Try it
Which of the lines below mention the word "arrow"? Pull each one out.

Material provided

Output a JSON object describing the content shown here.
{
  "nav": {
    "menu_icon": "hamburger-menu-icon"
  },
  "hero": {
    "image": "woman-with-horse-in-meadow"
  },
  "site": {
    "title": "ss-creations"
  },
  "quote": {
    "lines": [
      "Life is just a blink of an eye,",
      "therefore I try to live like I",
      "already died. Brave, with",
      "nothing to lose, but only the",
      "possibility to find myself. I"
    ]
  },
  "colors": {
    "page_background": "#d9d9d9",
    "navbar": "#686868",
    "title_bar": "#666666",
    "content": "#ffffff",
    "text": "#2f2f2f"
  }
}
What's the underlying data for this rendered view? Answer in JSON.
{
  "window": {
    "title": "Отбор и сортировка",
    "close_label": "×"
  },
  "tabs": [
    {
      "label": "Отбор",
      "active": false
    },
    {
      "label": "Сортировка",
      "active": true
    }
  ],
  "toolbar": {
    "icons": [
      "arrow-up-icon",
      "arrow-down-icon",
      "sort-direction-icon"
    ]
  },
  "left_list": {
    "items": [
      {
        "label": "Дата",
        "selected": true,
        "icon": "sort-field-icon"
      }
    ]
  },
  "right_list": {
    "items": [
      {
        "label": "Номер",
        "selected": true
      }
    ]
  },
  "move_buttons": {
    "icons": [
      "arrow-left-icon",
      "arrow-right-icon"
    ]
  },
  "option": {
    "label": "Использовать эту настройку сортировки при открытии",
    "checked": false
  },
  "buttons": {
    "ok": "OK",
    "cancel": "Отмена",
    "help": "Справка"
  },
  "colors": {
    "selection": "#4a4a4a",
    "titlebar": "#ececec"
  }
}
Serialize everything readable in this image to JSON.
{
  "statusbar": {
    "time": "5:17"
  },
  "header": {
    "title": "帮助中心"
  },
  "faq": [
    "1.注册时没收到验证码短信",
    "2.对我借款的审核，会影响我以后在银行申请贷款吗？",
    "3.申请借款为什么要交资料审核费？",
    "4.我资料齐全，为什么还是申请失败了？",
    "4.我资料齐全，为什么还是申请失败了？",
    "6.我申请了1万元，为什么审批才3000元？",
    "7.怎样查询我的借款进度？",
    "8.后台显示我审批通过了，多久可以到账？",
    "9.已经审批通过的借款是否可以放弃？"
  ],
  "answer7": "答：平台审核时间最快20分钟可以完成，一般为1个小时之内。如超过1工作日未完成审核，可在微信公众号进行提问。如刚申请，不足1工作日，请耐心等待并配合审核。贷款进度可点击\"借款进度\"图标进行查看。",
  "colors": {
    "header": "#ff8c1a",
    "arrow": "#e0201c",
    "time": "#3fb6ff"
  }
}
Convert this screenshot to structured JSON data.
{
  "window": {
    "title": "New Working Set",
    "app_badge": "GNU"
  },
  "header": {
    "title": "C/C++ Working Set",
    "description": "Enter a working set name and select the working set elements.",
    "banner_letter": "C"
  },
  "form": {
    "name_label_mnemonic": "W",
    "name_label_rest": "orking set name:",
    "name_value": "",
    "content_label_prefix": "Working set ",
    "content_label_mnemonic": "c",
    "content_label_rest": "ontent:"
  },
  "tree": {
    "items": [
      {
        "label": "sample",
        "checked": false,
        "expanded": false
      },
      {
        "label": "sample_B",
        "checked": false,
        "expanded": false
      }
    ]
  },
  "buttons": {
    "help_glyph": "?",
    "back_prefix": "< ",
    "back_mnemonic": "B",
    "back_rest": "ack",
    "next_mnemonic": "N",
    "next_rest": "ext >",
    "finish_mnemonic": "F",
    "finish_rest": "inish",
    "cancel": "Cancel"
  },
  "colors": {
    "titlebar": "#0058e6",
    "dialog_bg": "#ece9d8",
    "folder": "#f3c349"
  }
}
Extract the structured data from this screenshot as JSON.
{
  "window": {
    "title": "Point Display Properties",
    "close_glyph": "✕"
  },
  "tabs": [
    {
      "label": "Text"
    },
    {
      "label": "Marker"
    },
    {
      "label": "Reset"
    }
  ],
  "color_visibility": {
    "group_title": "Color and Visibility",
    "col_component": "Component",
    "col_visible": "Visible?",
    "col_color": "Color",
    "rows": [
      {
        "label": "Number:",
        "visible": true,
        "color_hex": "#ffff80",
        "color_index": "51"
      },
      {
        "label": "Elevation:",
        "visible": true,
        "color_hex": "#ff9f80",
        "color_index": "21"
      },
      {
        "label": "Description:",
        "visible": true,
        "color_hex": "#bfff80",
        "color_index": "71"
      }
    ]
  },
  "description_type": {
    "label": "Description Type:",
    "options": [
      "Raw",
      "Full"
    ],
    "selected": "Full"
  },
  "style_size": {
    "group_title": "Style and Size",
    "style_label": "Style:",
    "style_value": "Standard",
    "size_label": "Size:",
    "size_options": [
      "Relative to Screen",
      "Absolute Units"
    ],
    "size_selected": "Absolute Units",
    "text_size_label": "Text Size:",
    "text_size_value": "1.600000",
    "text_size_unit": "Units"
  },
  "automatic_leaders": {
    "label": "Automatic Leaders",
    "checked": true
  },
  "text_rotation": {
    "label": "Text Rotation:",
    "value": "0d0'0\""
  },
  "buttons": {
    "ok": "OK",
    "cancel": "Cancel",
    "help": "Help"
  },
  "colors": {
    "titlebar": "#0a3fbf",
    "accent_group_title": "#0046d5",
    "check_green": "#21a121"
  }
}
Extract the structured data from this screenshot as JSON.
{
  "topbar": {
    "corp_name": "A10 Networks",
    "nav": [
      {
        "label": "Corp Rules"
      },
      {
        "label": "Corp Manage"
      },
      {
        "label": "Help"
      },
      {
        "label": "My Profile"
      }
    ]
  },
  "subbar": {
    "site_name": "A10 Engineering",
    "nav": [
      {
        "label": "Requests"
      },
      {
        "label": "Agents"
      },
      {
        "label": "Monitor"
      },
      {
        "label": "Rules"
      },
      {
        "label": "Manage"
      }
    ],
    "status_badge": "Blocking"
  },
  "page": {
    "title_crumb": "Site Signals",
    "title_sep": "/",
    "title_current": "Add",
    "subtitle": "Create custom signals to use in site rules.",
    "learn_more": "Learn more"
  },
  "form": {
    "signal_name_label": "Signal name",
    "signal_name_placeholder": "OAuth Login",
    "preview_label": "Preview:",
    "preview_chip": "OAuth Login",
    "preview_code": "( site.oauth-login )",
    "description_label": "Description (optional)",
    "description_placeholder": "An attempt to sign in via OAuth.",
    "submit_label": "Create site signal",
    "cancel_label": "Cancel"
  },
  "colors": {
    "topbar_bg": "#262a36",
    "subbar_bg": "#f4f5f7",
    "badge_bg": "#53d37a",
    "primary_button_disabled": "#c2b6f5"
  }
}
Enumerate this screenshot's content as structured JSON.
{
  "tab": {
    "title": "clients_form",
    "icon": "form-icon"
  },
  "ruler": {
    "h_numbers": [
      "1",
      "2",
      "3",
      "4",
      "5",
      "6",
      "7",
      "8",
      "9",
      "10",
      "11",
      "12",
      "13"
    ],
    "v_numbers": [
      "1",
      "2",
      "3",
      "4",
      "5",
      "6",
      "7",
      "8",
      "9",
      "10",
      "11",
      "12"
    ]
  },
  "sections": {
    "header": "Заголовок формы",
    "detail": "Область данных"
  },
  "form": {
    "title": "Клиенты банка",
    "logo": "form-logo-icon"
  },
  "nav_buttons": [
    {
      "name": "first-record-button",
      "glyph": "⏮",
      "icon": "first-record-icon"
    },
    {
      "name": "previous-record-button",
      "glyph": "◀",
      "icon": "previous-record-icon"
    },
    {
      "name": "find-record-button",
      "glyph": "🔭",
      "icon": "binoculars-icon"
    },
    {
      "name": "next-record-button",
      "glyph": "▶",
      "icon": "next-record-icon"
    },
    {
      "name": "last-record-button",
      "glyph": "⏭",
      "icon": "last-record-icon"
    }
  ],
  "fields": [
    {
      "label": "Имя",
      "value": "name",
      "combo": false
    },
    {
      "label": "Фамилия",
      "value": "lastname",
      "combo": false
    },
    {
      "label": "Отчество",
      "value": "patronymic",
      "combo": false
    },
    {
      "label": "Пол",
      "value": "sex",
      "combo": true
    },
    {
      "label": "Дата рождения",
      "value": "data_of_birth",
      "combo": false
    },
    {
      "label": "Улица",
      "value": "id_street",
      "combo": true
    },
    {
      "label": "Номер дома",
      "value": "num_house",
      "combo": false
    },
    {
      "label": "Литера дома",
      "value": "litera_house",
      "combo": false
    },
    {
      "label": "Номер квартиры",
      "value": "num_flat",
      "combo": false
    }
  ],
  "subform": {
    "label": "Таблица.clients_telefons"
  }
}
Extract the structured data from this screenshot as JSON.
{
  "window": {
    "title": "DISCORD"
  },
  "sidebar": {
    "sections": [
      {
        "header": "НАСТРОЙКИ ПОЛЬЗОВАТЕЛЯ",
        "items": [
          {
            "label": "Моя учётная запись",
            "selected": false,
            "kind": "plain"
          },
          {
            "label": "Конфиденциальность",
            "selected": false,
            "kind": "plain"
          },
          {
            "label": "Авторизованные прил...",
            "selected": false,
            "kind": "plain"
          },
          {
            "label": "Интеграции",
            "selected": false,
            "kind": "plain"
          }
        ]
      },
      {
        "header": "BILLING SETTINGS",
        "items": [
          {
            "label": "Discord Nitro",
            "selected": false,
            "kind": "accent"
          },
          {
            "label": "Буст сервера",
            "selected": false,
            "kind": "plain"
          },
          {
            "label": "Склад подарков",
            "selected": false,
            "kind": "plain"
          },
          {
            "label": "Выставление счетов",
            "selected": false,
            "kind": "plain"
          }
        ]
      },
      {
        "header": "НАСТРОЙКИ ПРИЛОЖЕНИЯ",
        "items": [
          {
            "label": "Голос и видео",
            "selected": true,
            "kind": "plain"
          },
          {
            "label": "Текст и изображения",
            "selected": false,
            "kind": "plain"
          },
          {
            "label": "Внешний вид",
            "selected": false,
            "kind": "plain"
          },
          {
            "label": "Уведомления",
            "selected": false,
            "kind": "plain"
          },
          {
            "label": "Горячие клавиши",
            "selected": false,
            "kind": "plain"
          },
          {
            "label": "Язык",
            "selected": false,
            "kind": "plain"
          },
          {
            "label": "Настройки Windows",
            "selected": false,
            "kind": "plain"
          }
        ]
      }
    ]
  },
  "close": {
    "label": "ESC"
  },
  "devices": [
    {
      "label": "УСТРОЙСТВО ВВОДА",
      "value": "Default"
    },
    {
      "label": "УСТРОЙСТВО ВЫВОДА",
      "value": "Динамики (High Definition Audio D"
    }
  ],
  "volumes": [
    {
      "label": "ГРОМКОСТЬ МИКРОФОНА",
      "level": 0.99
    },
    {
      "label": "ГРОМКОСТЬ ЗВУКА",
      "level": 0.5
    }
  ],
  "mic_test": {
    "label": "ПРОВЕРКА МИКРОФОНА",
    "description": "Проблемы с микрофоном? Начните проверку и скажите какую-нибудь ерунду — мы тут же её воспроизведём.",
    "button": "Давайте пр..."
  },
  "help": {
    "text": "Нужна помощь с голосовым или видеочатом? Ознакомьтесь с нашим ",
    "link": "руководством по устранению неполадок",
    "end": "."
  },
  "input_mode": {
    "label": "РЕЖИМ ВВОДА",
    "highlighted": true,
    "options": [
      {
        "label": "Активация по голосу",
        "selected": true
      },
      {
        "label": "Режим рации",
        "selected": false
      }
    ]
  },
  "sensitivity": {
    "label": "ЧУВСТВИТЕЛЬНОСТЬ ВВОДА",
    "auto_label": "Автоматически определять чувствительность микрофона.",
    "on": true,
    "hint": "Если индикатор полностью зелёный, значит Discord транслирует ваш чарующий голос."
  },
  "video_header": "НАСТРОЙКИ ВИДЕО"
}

Response area
      "arrow-up-icon",
      "arrow-down-icon",
      "arrow-left-icon",
      "arrow-right-icon"
    "arrow": "#e0201c",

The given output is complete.